I have spent over 100 days building my life facing depression, with the mantra “depression is not my boss.“
And yet, with all the support groups, therapy sessions, psychiatrist appointments, and independent reading I have done, I have not owned up to my own self-worth. I realized yesterday that I have not created healthy boundaries for myself.
I am allowing others needs and actions to dictate how I respond.
Or worse, I am not defining to myself or saying to others what I expect so they are clear on how I will or will not be treated. I have control over my boundaries, and I can accept or not accept other people’s actions. I have a choice, I have control, I have the right to take care of myself.
This is not easy. Creating healthy boundaries is foreign to me.
I have lived a life of service, at the expense of myself. I did not appreciate the value and absolute necessity of taking care of myself. So, my own needs and boundaries have been crossed by others over the years because I did not understand that I have a choice. I did not allow myself to think that “I” had the right to be treated better.
I need to honor myself.
One of my peer advocates quoted from Carla Birnberg in a group meeting last week. This morning, as I am mulling over my own plan to honor myself, I looked up the quote.
When we don’t create healthy boundaries, when we don’t speak kindly to ourselves, when we don’t take care of ourselves, people in our lives sense this and take advantage.
Honor YOU. Carla Birnberg
The question, am I good enough, keeps swirling around in my brain.
Self-esteem and self-worth are issues I have encountered in my life. Do I deserve this? Am I worthy of this? Am I good enough? These thoughts can derail me. When depression gets a hold of these and pushes them my way, smothered in unhelpful thinking, I can get lost in self-doubt. “I can’t get no respect”
In the end, we teach people how we want to be treated.
This concept was lost on me. I hadn’t made the connection between how I view myself and how others view me. But this makes total sense. How do I see myself in a way that honors me? It is clear that if I am not doing this, how can I expect others to do this.

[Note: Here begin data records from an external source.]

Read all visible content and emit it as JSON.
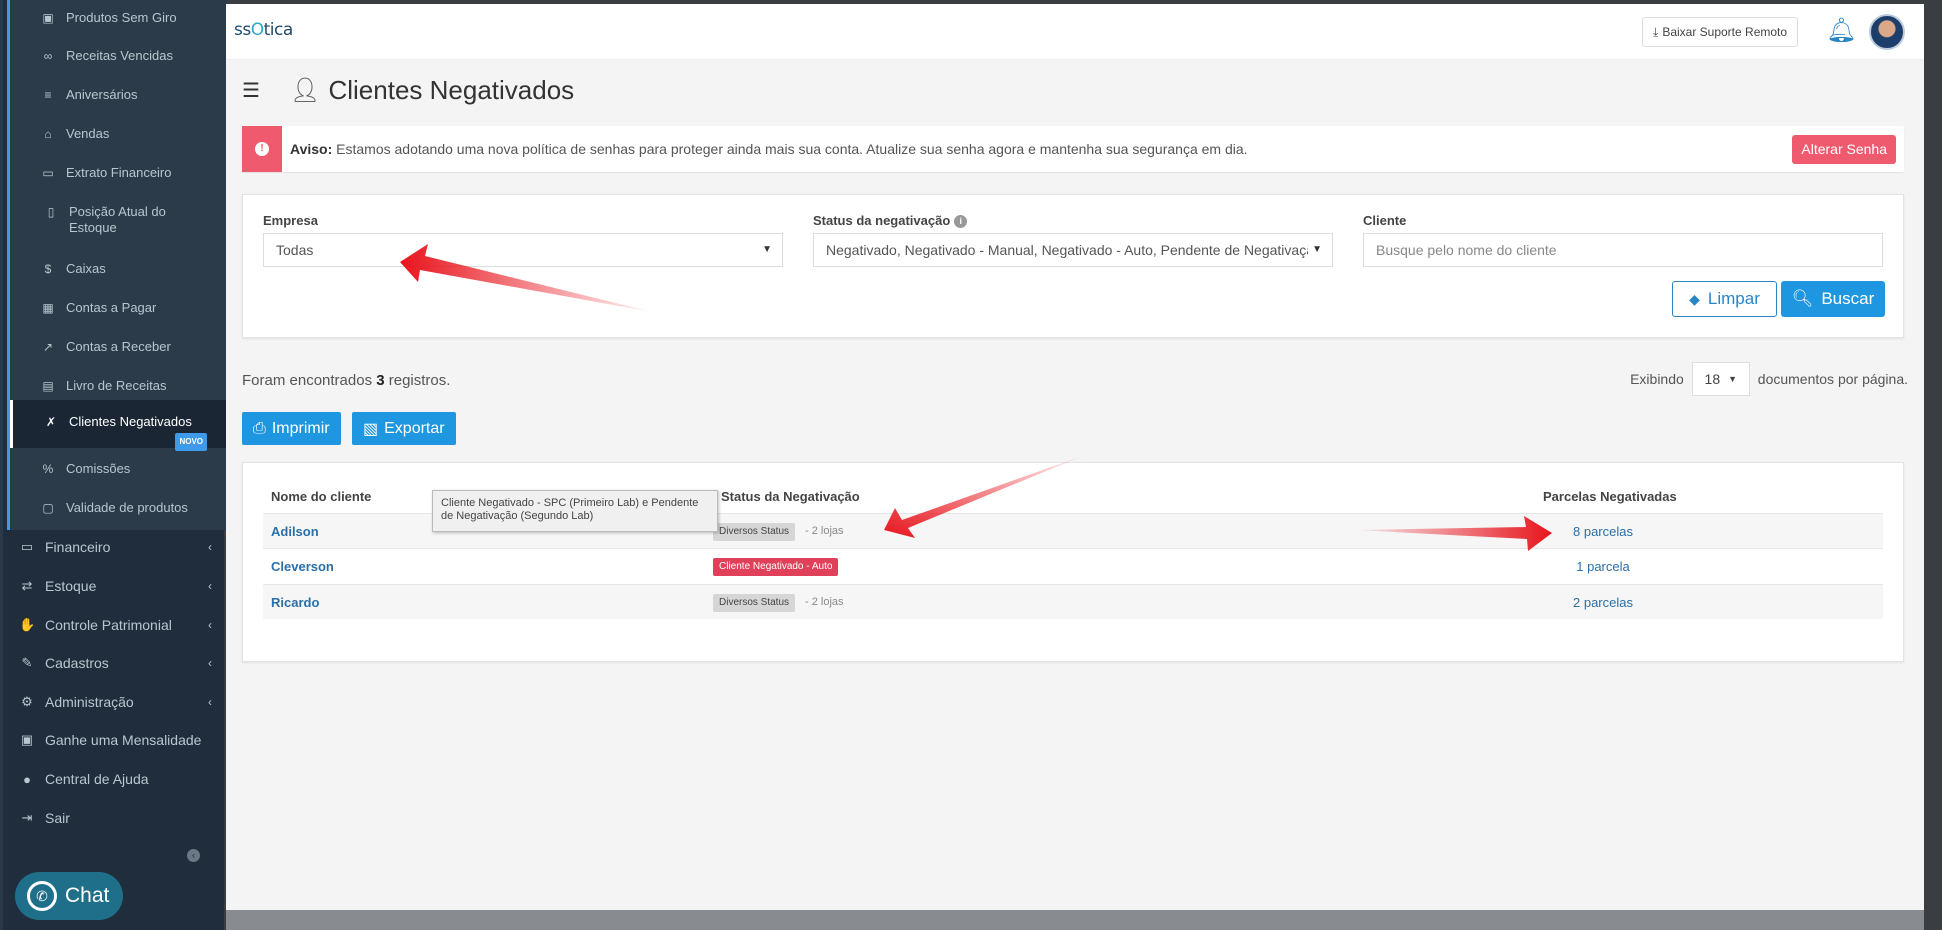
{
  "sidebar": {
    "sub_items": [
      {
        "label": "Produtos Sem Giro",
        "icon": "box-icon"
      },
      {
        "label": "Receitas Vencidas",
        "icon": "glasses-icon"
      },
      {
        "label": "Aniversários",
        "icon": "cake-icon"
      },
      {
        "label": "Vendas",
        "icon": "cart-icon"
      },
      {
        "label": "Extrato Financeiro",
        "icon": "money-icon"
      },
      {
        "label": "Posição Atual do Estoque",
        "icon": "file-icon"
      },
      {
        "label": "Caixas",
        "icon": "dollar-icon"
      },
      {
        "label": "Contas a Pagar",
        "icon": "calculator-icon"
      },
      {
        "label": "Contas a Receber",
        "icon": "chart-line-icon"
      },
      {
        "label": "Livro de Receitas",
        "icon": "book-icon"
      },
      {
        "label": "Clientes Negativados",
        "icon": "user-x-icon",
        "badge": "NOVO"
      },
      {
        "label": "Comissões",
        "icon": "percent-icon"
      },
      {
        "label": "Validade de produtos",
        "icon": "calendar-icon"
      }
    ],
    "main_items": [
      {
        "label": "Financeiro",
        "icon": "money-icon"
      },
      {
        "label": "Estoque",
        "icon": "exchange-icon"
      },
      {
        "label": "Controle Patrimonial",
        "icon": "hand-icon"
      },
      {
        "label": "Cadastros",
        "icon": "edit-icon"
      },
      {
        "label": "Administração",
        "icon": "gears-icon"
      },
      {
        "label": "Ganhe uma Mensalidade",
        "icon": "gift-icon"
      },
      {
        "label": "Central de Ajuda",
        "icon": "question-icon"
      },
      {
        "label": "Sair",
        "icon": "sign-out-icon"
      }
    ],
    "chat_label": "Chat"
  },
  "topbar": {
    "logo_text_1": "ss",
    "logo_text_2": "O",
    "logo_text_3": "tica",
    "download_label": "Baixar Suporte Remoto"
  },
  "page": {
    "title": "Clientes Negativados"
  },
  "alert": {
    "strong": "Aviso:",
    "text": " Estamos adotando uma nova política de senhas para proteger ainda mais sua conta. Atualize sua senha agora e mantenha sua segurança em dia.",
    "button": "Alterar Senha"
  },
  "filters": {
    "empresa_label": "Empresa",
    "empresa_value": "Todas",
    "status_label": "Status da negativação",
    "status_value": "Negativado, Negativado - Manual, Negativado - Auto, Pendente de Negativação",
    "cliente_label": "Cliente",
    "cliente_placeholder": "Busque pelo nome do cliente",
    "limpar": "Limpar",
    "buscar": "Buscar"
  },
  "results": {
    "prefix": "Foram encontrados ",
    "count": "3",
    "suffix": " registros.",
    "showing": "Exibindo",
    "per_page": "18",
    "per_page_suffix": "documentos por página."
  },
  "actions": {
    "print": "Imprimir",
    "export": "Exportar"
  },
  "table": {
    "headers": [
      "Nome do cliente",
      "Status da Negativação",
      "Parcelas Negativadas"
    ],
    "rows": [
      {
        "name": "Adilson",
        "status": "Diversos Status",
        "lojas": "- 2 lojas",
        "parcelas": "8 parcelas"
      },
      {
        "name": "Cleverson",
        "status": "Cliente Negativado - Auto",
        "lojas": "",
        "parcelas": "1 parcela"
      },
      {
        "name": "Ricardo",
        "status": "Diversos Status",
        "lojas": "- 2 lojas",
        "parcelas": "2 parcelas"
      }
    ],
    "tooltip": "Cliente Negativado - SPC (Primeiro Lab) e Pendente de Negativação (Segundo Lab)"
  },
  "colors": {
    "sidebar": "#1f2d3d",
    "accent": "#1e96e0",
    "danger": "#ef5a6f",
    "annotation_arrow": "#e8141c"
  }
}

When I work with a job candidate, we talk about the interview. I remind my client’s that if they do not speak up and show their accomplishments and value, no one else will. It is the interviewer and my client in a room. No one else is there to say, “she did this or she did that.” So, if my client does not show their value, does not articulate their own worth, the interview ends without a job offer.
I can’t believe I teach this stuff all the time and I forget to apply it to my own life.
But if I am not feeling worthy, if I am not honoring myself, then it really isn’t forgetting. It is more like I am avoiding being clear about how I perceive myself. This vagueness is my way of sort of seeing myself in a positive light, but not actually taking a stand.
I am 100% sure of my self some of the time.
And I am 100% sure I do not place the same value on me, as I do on serving others.
This, as it turns out, is what others feed on. It is a well-known fact that even a small amount of blood in the water can be sensed by sharks’ miles away. And as soon as they smell it, they go into search and attack mode. It is a response to the blood in the water.
I am picturing myself in that same light. If I am not honoring myself, if I am not seeing my own value and treating myself with dignity and respect, I am modeling how I expect others to treat me. Some people will take the high road and not buy into abusing the relationship. But others, like sharks, will smell the blood and move in for the kill.
I doubt sharks think about how they react to blood in the water.
They just act, based on the stimuli. People, I would assume, often react to what you put out without consciously thinking, “I am going to take advantage of this person because they do not honor themselves.”
I realize now that however we are treated by others, we own a role in it.
As I think about how I am letting people treat me, I am damn sure I can do a better job. It starts with me being a better advocate for myself. Taking personal responsibility for my actions and owning them. Doing this is clearly one of the ways I can take better care of myself.
So, my goal in the next few weeks is to identify and set clear boundaries.
I will speak kindly to myself and take better care of myself.
I will teach people how to treat me.
What boundaries have you set? Are they working? Your thoughts and comments are appreciated.